The participation of popular Lebanese rock band Mashrou’ Leila in this year’s edition of the Byblos International Festival has sparked a storm of controversy in the country after the young artists were accused of “insulting Christianity” in their songs.
The band’s supporters and opponents are clashing on social networking websites, amid calls for boycotting and banning the concert. Some users, including Free Patriotic Movement official Naji Hayek, have openly threatened to resort to violence to prevent the gig from taking place.
The Maronite Archbishopric of Byblos has meanwhile issued a statement calling for “barring the Mashrou’ Leila performance on the land of holiness, culture and history,” in reference to the city of Byblos.
“The goals and lyrical content of the band Mashrou’ Leila largely contravene with religious and human values and contain attacks on Christian rituals,” the statement said.

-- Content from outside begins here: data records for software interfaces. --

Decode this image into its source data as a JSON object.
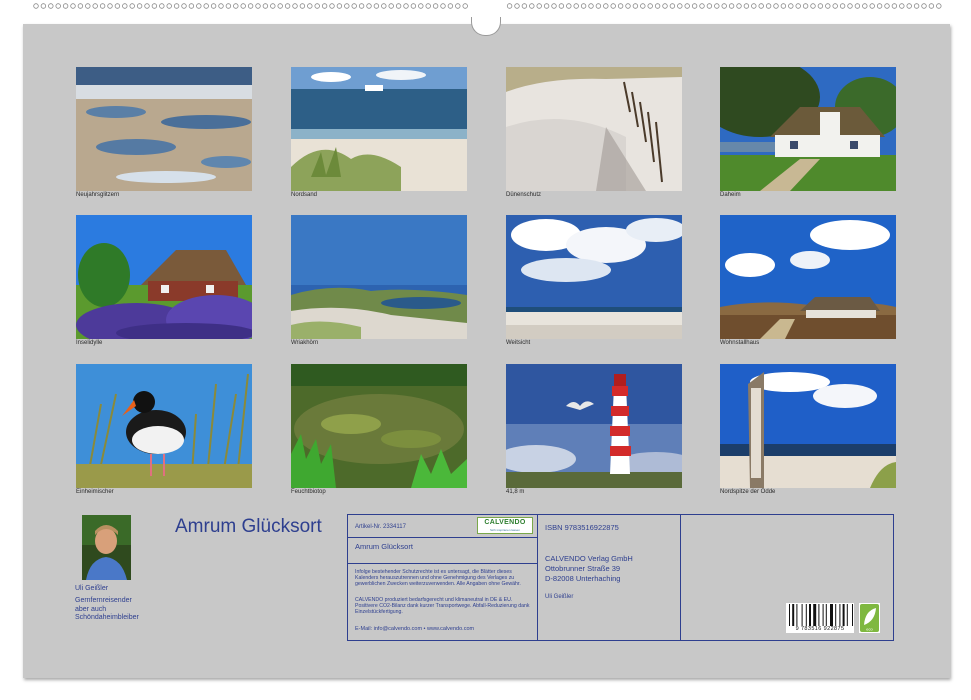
{
  "calendar": {
    "title": "Amrum Glücksort",
    "photos": [
      {
        "caption": "Neujahrsglitzern",
        "scene": "tidal-flats"
      },
      {
        "caption": "Nordsand",
        "scene": "beach-ferry"
      },
      {
        "caption": "Dünenschutz",
        "scene": "dune-fence"
      },
      {
        "caption": "Daheim",
        "scene": "thatched-house"
      },
      {
        "caption": "Inselidylle",
        "scene": "cottage-flowers"
      },
      {
        "caption": "Wriakhörn",
        "scene": "lake-dunes"
      },
      {
        "caption": "Weitsicht",
        "scene": "clouds-beach"
      },
      {
        "caption": "Wohnstallhaus",
        "scene": "heath-house"
      },
      {
        "caption": "Einheimischer",
        "scene": "oystercatcher"
      },
      {
        "caption": "Feuchtbiotop",
        "scene": "wetland"
      },
      {
        "caption": "41,8 m",
        "scene": "lighthouse"
      },
      {
        "caption": "Nordspitze der Odde",
        "scene": "signpost"
      }
    ]
  },
  "author": {
    "name": "Uli Geißler",
    "description_lines": [
      "Gernfernreisender",
      "aber auch",
      "Schöndaheimbleiber"
    ]
  },
  "info": {
    "article_number": "Artikel-Nr. 2334117",
    "product_title": "Amrum Glücksort",
    "legal_text_1": "Infolge bestehender Schutzrechte ist es untersagt, die Blätter dieses Kalenders herauszutrennen und ohne Genehmigung des Verlages zu gewerblichen Zwecken weiterzuverwenden. Alle Angaben ohne Gewähr.",
    "legal_text_2": "CALVENDO produziert bedarfsgerecht und klimaneutral in DE & EU. Positivere CO2-Bilanz dank kurzer Transportwege. Abfall-Reduzierung dank Einzelstückfertigung.",
    "contact": "E-Mail: info@calvendo.com • www.calvendo.com",
    "isbn": "ISBN 9783516922875",
    "publisher_lines": [
      "CALVENDO Verlag GmbH",
      "Ottobrunner Straße 39",
      "D-82008 Unterhaching"
    ],
    "author_credit": "Uli Geißler",
    "logo_brand": "CALVENDO",
    "logo_tagline": "Sich inspirieren lassen",
    "barcode_number": "9 783516 922875",
    "eco_label": "eco"
  },
  "colors": {
    "page_background": "#c8c8c8",
    "text_blue": "#2e3f8f",
    "caption_text": "#2b2b2b"
  }
}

The head of the Catholic Media Center, Father Abdo Abu Kasam, for his part stressed that “the church will not allow any project or concert that insults our religious sanctities.”
“Lebanon is the country of freedoms, but one’s freedom stops at the limit of the other and their respect and dignity,” Abu Kasam added.
The band had been banned from performing in Jordan in 2016 over similar accusations.
The band has toured several Western and Arab countries, including the UAE and Egypt.
In 2017, at least six people were arrested in Egypt after raising the rainbow flag of the lesbian, gay, bisexual and transgender community at Mashrou’ Leila’s concert in Cairo. The band’s lead singer Hamed Sinno is openly homosexual.
With its unique blend of intricate indie rock and enigmatic Arabic poetry, the band has become one of the Middle East's biggest bands.
Sinno's lyrics touch on sexuality but have also tackled the curses of Lebanese politics, materialism and social strife, often with satirical twists.
Mashrou’ Leila began in 2008 as a university jam band at the American University of Beirut and adopted influences from Balkan melodies, American folk music, and mainstream pop.